With this trial, there is a way out. The winds slice through the mountains and break the rocks, the earth trembles, and fire bursts forth, and yet the Lord is mute. Standing at the door of the cave, Elijah hears something like the whistle of thin air, the sound of a gentle quietness, the murmur of divine speech. There is no such thing as “sheer silence” (NRSV). The middle ear and other bones of the body continuously transmit vibration, even if only the body’s workings or the whisper of nature’s rest. Standing in the cleft of the rock, God comes and talks and consoles and strengthens. Whispering, God says, “Go, return on your way” (1 Kgs. 19:15). That is, God gives grace.
Try this purely passive exercise. “As many of you as were baptized into Christ have clothed yourselves with Christ” (Gal. 3:27). You belong to Christ and are heirs of the promise to Abraham.

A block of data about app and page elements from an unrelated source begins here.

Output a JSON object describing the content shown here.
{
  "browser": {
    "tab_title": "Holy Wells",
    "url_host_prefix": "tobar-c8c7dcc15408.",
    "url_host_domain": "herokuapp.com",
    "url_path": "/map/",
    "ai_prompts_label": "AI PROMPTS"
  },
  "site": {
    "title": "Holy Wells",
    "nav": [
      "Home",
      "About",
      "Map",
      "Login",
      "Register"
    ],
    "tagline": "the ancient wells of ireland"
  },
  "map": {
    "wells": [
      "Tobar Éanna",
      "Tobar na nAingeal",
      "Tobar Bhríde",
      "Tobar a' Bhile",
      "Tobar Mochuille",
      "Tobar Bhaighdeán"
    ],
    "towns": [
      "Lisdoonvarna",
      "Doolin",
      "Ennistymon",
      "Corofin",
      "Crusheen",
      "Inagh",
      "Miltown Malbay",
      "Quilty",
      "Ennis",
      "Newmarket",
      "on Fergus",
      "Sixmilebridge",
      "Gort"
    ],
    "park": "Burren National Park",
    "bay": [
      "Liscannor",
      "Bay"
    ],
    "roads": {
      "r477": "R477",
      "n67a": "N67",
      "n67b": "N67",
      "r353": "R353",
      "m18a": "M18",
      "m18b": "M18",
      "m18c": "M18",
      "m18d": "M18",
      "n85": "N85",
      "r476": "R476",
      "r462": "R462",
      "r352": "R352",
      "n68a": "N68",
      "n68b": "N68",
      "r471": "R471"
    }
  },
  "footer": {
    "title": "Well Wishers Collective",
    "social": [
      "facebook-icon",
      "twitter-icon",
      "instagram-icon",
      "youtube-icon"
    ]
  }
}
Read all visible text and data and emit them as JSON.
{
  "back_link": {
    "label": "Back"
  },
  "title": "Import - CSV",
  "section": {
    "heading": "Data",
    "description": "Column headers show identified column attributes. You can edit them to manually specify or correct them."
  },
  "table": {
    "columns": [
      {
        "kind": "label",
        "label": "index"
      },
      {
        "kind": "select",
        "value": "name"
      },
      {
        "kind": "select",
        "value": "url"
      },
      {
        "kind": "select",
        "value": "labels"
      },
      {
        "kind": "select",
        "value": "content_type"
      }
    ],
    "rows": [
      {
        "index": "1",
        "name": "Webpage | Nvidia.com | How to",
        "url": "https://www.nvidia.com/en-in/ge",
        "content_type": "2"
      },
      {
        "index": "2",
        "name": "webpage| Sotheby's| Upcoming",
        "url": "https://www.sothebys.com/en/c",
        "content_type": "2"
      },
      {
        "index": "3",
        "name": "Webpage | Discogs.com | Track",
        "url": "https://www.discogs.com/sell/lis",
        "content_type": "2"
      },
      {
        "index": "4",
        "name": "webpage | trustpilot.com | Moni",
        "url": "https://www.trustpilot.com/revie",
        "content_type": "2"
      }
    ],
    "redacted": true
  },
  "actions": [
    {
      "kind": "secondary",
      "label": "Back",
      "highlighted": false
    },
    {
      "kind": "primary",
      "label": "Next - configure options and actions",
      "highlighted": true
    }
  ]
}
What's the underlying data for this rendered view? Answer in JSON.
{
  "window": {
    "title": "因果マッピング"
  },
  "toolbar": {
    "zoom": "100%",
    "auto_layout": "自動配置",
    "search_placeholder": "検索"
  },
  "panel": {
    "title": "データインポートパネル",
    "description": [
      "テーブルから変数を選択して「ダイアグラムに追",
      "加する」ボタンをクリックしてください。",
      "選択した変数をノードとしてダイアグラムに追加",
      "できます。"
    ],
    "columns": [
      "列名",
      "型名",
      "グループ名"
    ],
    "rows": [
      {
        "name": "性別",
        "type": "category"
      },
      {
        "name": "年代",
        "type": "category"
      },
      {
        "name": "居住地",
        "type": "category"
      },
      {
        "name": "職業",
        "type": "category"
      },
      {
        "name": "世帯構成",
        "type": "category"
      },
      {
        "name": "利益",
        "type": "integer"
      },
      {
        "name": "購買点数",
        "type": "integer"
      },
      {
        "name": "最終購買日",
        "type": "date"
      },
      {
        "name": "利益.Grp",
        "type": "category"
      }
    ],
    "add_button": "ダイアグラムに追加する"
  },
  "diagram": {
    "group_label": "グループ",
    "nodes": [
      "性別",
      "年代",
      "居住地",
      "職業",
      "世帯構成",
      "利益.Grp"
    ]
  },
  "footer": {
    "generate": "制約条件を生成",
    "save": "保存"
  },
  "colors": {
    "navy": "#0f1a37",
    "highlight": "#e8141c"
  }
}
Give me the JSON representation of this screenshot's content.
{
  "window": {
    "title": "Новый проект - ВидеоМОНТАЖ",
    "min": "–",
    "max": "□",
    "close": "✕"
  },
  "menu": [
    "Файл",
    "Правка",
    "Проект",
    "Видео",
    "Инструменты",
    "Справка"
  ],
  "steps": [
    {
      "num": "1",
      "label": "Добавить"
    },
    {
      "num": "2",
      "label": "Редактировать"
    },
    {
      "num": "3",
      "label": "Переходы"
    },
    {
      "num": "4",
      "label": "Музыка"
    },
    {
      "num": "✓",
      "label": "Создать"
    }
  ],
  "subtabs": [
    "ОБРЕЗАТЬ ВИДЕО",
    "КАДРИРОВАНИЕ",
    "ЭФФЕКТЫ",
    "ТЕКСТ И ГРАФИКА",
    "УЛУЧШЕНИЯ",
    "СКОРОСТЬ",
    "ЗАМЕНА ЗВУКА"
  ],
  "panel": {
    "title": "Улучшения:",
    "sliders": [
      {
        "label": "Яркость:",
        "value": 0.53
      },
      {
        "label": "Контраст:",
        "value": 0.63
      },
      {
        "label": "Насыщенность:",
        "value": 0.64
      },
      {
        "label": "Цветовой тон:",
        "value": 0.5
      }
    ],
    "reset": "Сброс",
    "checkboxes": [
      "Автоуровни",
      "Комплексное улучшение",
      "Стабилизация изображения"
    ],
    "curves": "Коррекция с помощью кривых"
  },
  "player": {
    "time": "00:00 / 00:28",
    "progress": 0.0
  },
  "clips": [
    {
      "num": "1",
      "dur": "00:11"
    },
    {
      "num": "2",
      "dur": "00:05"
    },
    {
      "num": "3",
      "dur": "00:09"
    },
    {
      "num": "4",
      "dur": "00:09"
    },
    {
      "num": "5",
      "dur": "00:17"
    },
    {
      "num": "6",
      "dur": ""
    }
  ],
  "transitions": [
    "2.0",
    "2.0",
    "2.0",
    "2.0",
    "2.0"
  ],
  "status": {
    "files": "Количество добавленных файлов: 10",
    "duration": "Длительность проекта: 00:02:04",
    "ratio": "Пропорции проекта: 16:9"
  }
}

Abraham did not first make a promise to God, but God made a promise to Abraham. And the promise is sure. Do not move a muscle or agitate the will. Let promise and election do its hidden work. You did not choose Christ, but he chose you (John 15:16). One more exercise. Imagine that you have lost your mind, lost your way, and are wandering at the impulse of undirected emotion and thought. Who will save? At the sheer power of Christ’s healing love, the legions living in the Geresene demoniac plunged into the abyss. The man, once naked and living among tombs, is found clothed and in his right mind. He sits with Jesus. He just sits there clothed and well.